WORK REQUEST: Read the lines of the data below and retrieve those with "score".

(Entries from a dataset of interfaces)
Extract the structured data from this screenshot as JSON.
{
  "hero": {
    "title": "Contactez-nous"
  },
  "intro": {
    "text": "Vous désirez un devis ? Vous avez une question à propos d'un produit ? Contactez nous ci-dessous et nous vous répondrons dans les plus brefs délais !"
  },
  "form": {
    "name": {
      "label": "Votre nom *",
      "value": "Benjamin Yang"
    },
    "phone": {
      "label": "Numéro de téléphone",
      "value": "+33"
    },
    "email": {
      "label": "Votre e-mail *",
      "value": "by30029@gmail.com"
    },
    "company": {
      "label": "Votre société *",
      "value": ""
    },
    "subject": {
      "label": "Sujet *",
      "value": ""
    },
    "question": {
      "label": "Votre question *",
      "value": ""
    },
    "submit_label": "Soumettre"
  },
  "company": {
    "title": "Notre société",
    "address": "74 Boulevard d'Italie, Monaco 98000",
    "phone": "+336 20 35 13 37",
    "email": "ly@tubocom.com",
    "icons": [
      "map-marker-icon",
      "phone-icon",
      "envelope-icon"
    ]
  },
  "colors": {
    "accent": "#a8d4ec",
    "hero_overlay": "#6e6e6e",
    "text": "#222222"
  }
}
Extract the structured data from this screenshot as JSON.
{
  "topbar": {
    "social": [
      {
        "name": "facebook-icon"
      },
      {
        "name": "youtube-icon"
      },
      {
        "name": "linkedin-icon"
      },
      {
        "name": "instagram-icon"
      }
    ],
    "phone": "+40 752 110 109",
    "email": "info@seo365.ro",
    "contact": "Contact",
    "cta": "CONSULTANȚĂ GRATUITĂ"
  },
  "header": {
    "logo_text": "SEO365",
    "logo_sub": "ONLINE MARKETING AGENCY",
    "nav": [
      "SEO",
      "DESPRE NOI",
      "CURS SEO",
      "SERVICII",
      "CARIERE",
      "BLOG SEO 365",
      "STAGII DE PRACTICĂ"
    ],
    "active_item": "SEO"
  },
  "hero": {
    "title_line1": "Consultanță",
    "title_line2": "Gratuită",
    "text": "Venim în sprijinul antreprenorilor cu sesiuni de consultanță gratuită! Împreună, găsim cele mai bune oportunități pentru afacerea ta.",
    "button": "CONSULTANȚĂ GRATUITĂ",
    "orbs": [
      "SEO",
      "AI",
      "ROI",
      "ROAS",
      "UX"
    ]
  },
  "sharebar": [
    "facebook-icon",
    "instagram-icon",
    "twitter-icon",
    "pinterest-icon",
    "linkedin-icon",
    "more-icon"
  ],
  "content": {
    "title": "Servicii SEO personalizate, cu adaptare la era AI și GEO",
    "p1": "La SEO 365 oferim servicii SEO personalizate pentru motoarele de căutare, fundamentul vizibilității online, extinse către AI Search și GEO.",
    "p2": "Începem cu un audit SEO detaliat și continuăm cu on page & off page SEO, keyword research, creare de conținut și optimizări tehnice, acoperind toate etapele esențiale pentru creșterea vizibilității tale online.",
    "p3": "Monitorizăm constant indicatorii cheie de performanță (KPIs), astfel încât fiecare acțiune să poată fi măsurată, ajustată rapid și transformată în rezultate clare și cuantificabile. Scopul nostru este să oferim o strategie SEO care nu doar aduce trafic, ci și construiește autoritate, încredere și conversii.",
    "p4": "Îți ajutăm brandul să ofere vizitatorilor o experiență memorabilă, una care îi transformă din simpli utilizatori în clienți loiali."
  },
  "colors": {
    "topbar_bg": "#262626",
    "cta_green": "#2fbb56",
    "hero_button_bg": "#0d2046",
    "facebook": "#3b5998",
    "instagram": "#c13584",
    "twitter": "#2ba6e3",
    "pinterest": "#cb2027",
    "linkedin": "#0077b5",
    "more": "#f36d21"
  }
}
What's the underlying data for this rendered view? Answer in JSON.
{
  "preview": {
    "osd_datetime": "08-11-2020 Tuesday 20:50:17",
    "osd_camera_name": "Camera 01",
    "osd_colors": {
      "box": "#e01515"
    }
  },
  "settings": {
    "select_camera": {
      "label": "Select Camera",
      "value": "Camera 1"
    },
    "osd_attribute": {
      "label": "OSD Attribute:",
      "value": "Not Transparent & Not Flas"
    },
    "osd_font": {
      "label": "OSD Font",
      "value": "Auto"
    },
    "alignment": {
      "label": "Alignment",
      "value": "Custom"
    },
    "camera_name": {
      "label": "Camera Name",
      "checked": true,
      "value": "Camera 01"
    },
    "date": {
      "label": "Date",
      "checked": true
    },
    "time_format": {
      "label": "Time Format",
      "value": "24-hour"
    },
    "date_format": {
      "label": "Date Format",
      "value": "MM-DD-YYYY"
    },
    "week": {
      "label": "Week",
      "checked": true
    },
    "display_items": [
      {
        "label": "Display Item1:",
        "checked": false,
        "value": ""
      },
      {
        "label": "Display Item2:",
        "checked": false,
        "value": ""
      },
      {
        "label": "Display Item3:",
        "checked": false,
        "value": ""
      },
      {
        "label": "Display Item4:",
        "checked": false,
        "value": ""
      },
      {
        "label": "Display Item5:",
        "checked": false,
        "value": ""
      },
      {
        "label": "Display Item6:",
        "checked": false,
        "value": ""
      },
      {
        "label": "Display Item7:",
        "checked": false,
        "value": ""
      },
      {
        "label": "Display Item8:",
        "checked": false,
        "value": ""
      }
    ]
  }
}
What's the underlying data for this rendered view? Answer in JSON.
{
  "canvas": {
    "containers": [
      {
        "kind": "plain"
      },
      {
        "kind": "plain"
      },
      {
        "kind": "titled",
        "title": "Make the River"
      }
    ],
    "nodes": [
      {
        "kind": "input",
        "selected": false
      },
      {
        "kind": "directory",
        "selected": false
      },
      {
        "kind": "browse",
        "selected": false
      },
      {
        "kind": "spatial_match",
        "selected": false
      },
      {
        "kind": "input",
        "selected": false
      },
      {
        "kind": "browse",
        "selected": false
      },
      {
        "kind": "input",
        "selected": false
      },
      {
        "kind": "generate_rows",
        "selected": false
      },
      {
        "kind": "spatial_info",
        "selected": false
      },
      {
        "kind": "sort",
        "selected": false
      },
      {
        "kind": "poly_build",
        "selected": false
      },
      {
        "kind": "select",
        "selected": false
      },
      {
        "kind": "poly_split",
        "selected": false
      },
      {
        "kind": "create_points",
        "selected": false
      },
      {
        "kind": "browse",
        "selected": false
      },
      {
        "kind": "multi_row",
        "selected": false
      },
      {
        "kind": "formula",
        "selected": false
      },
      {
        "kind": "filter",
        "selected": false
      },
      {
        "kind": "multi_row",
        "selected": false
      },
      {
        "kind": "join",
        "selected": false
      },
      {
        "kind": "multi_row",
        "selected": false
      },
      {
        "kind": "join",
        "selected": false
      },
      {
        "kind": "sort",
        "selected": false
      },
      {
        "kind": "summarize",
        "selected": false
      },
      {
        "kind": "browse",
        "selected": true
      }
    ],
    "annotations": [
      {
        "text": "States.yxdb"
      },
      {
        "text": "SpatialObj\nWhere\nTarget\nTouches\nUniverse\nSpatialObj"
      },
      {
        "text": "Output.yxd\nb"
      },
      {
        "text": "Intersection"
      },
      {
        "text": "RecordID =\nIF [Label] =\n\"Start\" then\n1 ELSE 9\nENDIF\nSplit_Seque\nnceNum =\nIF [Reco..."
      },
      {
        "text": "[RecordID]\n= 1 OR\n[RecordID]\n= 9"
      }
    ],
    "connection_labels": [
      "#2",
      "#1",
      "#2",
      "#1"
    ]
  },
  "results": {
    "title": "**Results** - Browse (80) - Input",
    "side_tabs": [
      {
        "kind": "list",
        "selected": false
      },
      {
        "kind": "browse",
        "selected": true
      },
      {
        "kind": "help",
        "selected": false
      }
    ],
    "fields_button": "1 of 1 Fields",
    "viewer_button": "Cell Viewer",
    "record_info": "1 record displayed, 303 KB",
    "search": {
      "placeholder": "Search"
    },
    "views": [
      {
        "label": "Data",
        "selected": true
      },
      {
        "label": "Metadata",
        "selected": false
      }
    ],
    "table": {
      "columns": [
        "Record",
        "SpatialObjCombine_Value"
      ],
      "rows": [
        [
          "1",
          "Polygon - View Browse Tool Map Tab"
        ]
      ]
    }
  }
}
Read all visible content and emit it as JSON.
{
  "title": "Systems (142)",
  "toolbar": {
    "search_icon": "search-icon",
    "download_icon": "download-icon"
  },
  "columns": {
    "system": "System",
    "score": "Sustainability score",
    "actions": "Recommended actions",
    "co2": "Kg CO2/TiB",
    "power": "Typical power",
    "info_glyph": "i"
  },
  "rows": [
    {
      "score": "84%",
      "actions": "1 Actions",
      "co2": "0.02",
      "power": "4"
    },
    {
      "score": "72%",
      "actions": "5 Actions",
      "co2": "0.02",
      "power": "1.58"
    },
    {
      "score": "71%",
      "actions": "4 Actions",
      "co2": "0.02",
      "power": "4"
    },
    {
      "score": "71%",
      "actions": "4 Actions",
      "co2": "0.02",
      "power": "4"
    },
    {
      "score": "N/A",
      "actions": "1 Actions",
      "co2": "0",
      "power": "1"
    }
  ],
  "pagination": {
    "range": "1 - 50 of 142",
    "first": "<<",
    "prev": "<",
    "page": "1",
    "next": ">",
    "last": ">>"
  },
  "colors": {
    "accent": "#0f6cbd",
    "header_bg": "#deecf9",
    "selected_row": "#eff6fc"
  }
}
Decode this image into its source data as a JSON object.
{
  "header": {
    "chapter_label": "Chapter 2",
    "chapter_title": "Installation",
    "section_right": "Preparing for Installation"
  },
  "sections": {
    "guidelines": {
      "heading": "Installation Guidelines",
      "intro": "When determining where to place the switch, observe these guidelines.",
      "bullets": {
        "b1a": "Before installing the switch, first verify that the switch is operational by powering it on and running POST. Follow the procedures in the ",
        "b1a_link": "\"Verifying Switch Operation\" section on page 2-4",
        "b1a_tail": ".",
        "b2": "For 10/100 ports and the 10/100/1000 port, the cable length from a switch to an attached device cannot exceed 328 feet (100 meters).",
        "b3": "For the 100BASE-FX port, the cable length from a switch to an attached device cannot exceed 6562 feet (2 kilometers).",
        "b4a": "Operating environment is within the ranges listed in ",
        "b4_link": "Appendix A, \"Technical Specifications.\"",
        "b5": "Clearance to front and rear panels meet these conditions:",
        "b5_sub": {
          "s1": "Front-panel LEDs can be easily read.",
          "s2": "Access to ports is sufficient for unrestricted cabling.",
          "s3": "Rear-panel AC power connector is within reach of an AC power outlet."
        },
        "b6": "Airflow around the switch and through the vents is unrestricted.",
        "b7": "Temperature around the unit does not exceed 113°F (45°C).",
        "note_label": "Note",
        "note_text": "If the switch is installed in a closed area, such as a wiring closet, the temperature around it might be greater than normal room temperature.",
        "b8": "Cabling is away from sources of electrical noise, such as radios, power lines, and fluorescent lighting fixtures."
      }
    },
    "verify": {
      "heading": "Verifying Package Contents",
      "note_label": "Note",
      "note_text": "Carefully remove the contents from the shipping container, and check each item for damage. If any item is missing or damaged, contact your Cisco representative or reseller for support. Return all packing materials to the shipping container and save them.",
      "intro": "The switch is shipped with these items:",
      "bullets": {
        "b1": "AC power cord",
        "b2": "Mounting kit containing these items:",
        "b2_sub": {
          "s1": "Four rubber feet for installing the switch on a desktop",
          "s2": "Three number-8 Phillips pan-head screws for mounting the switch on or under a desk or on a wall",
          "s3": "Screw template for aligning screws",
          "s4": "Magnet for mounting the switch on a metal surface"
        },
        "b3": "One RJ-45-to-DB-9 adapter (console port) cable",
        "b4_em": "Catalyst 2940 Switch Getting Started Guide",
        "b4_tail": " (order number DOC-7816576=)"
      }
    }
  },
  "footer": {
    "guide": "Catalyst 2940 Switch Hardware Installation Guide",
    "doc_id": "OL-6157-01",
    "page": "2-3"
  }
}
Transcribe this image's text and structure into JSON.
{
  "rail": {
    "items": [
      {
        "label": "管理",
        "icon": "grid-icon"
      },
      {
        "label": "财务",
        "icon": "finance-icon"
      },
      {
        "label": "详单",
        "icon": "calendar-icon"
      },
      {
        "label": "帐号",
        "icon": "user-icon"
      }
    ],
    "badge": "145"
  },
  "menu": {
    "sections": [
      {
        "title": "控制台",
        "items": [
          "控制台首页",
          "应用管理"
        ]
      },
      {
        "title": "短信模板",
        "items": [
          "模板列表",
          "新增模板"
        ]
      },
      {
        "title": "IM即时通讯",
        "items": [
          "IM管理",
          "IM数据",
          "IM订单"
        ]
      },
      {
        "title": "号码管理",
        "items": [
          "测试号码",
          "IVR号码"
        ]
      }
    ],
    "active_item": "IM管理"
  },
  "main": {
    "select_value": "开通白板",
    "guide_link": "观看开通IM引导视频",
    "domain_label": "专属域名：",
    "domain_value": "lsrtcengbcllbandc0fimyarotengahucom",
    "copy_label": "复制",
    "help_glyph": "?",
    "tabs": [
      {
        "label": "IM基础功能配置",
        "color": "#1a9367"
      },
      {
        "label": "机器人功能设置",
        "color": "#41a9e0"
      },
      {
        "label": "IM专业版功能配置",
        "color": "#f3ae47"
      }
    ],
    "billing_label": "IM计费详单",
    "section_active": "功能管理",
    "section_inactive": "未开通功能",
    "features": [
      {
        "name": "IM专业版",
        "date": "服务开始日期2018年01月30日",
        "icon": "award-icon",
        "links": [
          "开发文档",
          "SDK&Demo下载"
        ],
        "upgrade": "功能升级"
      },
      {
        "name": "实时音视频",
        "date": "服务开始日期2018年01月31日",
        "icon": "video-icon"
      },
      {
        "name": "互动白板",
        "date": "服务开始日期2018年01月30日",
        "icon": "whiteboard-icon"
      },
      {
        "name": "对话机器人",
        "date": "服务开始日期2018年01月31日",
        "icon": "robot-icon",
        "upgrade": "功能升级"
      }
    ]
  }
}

SOLUTION TO THIS PROBLEM:
    "score": "Sustainability score",
      "score": "84%",
      "score": "72%",
      "score": "71%",
      "score": "71%",
      "score": "N/A",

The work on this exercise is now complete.